───── RECORD SET ─────
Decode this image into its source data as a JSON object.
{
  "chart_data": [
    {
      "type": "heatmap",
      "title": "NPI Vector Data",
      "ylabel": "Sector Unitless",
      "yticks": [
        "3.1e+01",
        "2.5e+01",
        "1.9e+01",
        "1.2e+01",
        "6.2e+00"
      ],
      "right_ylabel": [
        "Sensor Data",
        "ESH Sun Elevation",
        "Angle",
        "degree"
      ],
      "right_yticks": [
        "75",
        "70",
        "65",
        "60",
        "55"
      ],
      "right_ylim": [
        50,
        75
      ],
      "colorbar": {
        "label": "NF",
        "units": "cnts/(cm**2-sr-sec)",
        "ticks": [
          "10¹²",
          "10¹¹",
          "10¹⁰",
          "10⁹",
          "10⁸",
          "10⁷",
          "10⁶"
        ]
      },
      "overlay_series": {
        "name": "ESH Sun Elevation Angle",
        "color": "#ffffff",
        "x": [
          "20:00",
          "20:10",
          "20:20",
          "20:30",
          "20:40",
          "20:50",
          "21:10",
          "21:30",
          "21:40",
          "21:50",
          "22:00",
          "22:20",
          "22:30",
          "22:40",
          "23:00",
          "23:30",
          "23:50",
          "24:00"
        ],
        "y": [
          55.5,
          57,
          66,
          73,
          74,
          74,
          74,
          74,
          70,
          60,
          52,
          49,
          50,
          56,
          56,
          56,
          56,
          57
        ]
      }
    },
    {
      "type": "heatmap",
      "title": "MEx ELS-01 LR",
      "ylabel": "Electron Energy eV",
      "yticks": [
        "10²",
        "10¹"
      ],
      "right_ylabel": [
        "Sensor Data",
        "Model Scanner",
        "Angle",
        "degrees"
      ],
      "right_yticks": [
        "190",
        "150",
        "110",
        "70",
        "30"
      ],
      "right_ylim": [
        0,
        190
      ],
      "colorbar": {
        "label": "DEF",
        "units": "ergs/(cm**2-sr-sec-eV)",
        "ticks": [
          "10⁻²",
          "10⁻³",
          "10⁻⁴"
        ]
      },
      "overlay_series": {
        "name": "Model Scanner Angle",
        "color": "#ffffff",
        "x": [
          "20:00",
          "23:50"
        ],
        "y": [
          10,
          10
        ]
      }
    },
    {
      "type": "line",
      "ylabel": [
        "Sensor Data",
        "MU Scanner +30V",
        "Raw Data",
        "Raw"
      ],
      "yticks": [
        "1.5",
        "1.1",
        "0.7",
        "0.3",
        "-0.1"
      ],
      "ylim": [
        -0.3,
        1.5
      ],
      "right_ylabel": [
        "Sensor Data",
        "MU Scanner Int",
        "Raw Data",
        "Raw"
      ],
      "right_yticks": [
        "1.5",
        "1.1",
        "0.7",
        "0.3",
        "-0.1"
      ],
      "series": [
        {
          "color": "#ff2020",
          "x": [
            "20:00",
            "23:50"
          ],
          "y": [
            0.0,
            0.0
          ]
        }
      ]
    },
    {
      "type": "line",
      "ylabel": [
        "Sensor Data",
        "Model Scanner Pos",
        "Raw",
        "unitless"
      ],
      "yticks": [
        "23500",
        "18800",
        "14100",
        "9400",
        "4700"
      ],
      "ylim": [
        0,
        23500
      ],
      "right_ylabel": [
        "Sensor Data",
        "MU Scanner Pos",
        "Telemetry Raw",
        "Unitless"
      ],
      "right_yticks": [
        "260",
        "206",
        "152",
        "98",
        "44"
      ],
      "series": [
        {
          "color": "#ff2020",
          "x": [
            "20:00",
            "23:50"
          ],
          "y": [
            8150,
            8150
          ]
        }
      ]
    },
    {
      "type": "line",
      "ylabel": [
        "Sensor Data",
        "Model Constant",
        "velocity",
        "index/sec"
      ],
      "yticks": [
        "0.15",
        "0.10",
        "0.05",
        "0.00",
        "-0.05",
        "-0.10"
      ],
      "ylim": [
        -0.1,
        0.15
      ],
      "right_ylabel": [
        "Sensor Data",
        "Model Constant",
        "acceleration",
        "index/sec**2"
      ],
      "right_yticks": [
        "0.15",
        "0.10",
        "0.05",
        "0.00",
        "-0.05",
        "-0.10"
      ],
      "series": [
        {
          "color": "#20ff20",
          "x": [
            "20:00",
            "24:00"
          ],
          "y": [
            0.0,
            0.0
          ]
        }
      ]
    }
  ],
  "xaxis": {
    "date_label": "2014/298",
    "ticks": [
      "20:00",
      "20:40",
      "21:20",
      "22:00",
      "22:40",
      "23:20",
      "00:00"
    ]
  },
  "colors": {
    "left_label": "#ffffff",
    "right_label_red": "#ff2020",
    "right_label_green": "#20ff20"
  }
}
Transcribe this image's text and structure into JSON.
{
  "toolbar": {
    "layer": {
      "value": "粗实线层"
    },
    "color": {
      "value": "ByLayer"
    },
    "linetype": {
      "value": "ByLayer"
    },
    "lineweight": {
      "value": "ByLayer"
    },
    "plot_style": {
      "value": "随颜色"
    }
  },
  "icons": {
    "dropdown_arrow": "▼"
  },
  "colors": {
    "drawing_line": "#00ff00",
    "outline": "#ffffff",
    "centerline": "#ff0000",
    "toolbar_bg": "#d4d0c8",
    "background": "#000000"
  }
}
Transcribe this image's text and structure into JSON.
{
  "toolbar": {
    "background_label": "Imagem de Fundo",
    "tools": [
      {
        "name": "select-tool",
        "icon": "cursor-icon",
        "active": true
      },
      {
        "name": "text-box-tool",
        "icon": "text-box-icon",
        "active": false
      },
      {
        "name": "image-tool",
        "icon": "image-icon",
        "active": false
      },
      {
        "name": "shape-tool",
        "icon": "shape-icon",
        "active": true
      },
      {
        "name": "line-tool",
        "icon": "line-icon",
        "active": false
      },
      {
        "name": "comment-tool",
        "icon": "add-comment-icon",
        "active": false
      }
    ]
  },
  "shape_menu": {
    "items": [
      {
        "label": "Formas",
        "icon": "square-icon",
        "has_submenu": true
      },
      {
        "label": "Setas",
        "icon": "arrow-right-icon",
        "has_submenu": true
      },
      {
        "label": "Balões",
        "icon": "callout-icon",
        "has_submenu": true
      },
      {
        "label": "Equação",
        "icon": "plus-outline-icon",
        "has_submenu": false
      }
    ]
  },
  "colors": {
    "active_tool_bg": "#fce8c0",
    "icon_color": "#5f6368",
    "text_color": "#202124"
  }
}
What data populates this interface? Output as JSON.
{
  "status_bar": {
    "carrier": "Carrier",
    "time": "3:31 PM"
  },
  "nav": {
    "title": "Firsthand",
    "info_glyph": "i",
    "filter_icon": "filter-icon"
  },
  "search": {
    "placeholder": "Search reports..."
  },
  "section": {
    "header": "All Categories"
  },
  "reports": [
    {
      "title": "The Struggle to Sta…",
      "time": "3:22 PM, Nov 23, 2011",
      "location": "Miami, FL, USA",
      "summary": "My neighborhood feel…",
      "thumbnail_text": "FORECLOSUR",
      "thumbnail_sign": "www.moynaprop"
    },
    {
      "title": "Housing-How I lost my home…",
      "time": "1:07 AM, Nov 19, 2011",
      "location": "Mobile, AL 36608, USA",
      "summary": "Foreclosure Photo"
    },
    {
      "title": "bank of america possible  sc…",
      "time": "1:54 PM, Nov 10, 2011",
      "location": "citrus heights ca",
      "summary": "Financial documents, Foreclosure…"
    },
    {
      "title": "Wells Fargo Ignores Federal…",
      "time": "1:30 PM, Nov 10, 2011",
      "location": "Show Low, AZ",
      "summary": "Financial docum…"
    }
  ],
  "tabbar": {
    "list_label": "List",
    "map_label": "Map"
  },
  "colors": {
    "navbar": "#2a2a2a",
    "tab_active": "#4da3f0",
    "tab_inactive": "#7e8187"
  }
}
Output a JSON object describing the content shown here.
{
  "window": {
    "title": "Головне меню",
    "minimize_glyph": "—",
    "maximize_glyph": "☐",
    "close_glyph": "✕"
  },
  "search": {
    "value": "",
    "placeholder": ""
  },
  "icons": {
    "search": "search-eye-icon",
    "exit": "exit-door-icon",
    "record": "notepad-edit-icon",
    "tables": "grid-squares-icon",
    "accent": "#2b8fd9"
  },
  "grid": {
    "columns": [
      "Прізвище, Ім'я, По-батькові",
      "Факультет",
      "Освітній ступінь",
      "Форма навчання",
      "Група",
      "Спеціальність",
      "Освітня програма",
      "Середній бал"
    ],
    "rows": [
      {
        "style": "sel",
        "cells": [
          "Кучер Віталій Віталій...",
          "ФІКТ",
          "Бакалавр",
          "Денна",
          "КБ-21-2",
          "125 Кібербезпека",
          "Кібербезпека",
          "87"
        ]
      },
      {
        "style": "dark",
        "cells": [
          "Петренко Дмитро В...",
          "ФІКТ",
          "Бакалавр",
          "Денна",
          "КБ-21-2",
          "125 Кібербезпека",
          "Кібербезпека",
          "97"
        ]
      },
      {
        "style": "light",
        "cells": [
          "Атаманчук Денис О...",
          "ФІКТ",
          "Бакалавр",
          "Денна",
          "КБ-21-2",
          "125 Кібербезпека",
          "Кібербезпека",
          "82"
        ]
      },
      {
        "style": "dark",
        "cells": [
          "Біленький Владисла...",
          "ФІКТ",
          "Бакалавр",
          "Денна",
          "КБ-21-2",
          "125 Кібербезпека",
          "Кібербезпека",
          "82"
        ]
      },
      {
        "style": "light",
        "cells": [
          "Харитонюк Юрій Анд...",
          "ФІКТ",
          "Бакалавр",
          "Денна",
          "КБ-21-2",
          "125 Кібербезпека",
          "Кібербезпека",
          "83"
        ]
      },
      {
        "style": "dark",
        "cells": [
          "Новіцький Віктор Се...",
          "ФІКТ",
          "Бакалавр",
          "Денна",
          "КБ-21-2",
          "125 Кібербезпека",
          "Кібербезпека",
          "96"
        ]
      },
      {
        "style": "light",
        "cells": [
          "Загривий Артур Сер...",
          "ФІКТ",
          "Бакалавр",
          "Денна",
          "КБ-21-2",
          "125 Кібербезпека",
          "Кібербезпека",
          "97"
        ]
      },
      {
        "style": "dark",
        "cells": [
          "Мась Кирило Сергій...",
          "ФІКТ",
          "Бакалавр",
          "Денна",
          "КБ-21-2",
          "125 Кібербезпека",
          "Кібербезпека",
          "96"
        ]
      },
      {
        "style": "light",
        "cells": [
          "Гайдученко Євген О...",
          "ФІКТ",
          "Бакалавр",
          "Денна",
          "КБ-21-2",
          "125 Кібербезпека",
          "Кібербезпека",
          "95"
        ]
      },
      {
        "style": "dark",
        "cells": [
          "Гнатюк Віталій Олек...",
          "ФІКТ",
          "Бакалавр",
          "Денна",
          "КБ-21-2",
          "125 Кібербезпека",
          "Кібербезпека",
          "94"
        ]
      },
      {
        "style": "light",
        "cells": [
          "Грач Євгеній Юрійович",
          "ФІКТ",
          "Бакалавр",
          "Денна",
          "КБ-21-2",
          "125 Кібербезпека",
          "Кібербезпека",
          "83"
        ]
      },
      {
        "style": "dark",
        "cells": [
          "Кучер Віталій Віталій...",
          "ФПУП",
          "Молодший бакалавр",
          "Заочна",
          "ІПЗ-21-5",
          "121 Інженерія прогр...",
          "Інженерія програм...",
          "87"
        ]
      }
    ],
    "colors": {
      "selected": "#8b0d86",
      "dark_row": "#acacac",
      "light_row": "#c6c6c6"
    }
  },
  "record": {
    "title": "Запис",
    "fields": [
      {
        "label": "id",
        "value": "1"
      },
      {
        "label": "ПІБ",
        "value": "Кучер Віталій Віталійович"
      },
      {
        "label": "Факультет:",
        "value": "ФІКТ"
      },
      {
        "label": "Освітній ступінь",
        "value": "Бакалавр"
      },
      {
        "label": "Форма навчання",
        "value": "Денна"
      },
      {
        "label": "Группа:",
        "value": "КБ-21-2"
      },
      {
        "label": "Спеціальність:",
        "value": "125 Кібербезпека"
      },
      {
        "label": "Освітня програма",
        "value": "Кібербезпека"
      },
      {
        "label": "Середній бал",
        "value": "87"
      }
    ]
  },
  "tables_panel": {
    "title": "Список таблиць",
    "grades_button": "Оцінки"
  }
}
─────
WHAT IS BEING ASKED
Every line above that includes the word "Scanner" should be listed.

SOLVED PROBLEM
        "Model Scanner",
        "name": "Model Scanner Angle",
        "MU Scanner +30V",
        "MU Scanner Int",
        "Model Scanner Pos",
        "MU Scanner Pos",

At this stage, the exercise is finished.